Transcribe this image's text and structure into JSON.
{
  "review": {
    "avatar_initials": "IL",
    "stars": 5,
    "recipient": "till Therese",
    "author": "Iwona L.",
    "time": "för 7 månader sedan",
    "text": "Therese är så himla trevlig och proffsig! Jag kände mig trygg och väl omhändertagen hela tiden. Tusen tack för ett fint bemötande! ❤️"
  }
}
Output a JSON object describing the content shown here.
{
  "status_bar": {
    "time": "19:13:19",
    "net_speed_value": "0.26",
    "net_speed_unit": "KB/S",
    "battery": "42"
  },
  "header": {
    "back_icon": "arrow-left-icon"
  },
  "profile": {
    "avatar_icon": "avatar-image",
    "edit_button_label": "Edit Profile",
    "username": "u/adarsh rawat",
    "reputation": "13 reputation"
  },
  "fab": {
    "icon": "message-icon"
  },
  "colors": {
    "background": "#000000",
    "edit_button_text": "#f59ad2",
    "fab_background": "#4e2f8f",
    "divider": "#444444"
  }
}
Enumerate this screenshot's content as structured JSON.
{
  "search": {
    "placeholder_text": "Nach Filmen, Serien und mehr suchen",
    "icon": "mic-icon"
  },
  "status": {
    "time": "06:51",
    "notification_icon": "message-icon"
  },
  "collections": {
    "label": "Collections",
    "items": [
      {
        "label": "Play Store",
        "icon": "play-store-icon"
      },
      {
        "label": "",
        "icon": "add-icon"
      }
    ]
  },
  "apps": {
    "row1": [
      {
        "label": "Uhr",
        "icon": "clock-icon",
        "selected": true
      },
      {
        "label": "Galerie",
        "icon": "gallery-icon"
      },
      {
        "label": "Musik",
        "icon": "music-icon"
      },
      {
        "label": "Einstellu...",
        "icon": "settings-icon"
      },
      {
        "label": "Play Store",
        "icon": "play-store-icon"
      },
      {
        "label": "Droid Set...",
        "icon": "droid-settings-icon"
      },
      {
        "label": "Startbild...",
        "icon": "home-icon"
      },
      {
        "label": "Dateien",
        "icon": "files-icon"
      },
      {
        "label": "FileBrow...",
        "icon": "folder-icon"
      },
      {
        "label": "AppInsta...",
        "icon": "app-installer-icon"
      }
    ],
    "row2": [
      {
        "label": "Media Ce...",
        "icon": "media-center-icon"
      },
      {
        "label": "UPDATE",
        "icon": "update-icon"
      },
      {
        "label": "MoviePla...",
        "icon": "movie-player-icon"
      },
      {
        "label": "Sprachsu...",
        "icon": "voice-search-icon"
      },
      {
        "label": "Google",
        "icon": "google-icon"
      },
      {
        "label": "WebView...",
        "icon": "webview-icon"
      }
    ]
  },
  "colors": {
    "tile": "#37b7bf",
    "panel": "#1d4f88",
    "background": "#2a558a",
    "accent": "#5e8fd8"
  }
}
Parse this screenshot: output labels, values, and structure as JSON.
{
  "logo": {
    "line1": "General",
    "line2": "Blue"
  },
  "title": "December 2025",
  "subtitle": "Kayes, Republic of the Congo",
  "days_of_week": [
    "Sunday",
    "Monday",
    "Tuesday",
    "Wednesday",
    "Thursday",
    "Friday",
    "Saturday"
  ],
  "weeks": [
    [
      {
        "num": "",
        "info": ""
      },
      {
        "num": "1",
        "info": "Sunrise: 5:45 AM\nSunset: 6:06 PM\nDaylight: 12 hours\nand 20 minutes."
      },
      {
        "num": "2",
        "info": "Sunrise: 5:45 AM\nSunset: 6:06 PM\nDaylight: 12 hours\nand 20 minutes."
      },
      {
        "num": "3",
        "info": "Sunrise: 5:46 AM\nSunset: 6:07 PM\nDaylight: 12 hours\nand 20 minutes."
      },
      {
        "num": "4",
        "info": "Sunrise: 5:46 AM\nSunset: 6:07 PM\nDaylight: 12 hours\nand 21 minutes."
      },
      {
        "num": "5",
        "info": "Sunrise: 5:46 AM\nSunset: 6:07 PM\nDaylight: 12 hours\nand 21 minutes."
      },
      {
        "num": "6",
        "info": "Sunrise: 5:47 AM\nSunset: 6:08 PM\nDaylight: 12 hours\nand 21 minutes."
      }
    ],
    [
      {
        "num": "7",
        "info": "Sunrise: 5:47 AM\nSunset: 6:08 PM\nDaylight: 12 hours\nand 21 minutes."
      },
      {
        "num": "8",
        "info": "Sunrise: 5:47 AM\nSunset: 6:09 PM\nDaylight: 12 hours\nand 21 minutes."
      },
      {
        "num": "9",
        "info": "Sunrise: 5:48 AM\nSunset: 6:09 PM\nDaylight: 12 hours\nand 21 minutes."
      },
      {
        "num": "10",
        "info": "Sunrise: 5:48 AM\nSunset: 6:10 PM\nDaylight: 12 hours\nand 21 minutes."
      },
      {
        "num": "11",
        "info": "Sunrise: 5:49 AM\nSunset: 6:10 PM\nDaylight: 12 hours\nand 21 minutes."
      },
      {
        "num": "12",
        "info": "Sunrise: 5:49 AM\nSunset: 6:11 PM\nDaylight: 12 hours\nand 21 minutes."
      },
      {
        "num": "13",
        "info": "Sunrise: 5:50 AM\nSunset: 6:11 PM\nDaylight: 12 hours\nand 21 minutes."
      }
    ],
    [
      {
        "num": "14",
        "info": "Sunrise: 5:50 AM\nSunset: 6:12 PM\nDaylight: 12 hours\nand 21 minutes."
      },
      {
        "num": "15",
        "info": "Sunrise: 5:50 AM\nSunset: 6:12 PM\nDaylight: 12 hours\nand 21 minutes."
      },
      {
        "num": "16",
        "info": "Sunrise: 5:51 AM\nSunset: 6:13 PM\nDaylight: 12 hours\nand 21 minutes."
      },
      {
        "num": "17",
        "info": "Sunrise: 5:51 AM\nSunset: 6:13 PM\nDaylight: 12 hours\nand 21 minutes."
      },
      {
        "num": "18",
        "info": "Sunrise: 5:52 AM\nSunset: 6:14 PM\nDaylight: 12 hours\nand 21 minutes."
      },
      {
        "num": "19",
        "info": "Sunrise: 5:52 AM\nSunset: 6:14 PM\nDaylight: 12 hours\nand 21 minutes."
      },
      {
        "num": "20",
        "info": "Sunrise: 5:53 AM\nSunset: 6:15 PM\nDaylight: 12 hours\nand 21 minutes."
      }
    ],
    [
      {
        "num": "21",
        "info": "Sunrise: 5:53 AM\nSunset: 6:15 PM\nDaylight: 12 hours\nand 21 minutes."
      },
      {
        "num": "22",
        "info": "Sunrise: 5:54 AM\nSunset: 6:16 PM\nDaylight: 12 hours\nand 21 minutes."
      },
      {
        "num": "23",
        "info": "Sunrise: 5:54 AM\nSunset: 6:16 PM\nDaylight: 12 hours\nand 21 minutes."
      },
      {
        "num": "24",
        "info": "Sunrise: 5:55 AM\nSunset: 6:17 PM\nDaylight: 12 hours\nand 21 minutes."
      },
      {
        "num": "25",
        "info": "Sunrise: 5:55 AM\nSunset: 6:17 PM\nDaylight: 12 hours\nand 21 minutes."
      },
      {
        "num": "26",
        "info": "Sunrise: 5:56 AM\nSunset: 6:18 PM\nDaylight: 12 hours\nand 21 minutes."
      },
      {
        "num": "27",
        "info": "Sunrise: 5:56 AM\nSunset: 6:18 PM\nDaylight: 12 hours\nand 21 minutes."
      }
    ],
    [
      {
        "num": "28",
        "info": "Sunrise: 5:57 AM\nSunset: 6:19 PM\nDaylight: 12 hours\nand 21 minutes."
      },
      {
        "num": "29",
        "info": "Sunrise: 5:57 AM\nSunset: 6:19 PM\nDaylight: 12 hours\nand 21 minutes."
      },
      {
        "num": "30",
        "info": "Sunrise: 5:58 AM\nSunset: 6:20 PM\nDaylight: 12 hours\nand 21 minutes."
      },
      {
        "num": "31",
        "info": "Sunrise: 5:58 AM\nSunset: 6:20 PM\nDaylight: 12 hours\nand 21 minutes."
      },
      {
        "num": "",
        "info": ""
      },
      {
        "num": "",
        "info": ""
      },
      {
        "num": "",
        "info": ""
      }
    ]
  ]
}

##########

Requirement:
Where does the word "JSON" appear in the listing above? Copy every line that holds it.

Answer box:
Transcribe this image's text and structure into JSON.
Output a JSON object describing the content shown here.
Enumerate this screenshot's content as structured JSON.
Parse this screenshot: output labels, values, and structure as JSON.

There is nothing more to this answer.